It’s common talk amongst full time RVers about which state is the best to become a resident. When you really don’t live in one place, most folks have the option of changing which state they’re currently tied.
There are some snags. Whichever state you choose, you’ll have to show proof of residency to get a driver license or to register a vehicle.
Why would someone want to change their state of residency? One word, taxes.
The subject of changing state residency always involves tax rates, vehicle registration rates, and insurance.
There are only 7 states that don’t have income tax. They are Alaska, Florida, Nevada, South Dakota, Texas, Washington, and Wyoming. Two other states only tax dividend and interest income. Those states are New Hampshire and Tennessee.
If you’re a resident of California and make roughly $100k per year, the state is taxing you about $4,500 per year. That breaks down to $375 per month. That’s lot rent for one month in a lot of places. So, if you change your residency from California to a state that doesn’t tax personal income, you could essentially save enough money to pay for camping. If you finance your RV and find good rates and a great deal on a camper, your payment could be less than $375 meaning the tax you’re no longer paying California would cover your RV payment.
Vehicle registration rates are most likely cheaper as well. To register a vehicle in California, it’ll cost you $46 plus additional fees based on the type of vehicle, license plate type, and the owner’s county of residence and driving record. If you register a vehicle in Tennessee it’ll cost you $24 per year. Did I mention that Tennessee doesn’t have a smog check. More savings. To find out how much it costs in each state, you can follow this link: http://www.ncsl.org/issues-research/transport/registration-and-title-fees-by-state.aspx
In speaking with a few folks that live in Florida that register and insure their vehicles in the sunshine state, insurance rates are a bit more here vs. Tennessee. I’m not sure how they compare to other states, but I found this useful link that shows Michigan with the highest car insurance rates. http://www.dailyfinance.com/2011/03/14/most-expensive-cheapest-states-for-car-insurance/

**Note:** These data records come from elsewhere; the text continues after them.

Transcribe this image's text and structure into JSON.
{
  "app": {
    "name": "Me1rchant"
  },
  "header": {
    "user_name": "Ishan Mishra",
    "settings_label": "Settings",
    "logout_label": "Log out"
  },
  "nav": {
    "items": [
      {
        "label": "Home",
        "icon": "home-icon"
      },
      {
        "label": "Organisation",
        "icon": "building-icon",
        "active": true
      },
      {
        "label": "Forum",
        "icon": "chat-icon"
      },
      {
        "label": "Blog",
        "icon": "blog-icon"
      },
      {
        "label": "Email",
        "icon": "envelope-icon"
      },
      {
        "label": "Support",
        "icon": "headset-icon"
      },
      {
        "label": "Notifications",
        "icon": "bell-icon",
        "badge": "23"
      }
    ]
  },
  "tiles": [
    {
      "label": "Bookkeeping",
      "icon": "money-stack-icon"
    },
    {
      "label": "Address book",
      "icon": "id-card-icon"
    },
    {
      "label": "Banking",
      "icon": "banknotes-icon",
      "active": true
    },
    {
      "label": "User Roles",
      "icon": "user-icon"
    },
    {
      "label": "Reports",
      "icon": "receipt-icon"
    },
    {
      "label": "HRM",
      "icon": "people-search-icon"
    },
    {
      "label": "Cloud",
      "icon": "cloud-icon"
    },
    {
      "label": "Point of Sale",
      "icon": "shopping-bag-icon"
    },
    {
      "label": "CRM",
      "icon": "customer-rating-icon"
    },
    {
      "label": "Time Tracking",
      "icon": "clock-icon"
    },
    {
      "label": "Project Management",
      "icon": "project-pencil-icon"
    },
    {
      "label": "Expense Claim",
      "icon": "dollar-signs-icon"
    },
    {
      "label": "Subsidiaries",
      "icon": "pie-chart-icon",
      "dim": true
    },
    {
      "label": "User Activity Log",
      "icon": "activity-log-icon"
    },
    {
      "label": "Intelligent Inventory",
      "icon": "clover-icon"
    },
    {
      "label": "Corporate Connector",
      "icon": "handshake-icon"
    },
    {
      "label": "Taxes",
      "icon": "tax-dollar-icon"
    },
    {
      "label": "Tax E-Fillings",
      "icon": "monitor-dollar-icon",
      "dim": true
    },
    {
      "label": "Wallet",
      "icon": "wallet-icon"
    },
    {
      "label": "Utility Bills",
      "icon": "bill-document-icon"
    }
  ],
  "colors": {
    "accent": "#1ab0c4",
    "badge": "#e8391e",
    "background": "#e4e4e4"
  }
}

So, several things to consider before changing state residency. Do your research before making the decision. I think it would be smart to talk to an accountant before making the decision. When speaking with an accountant, I would recommend talking to one that knows the rules of the state you are considering, not one from your own state.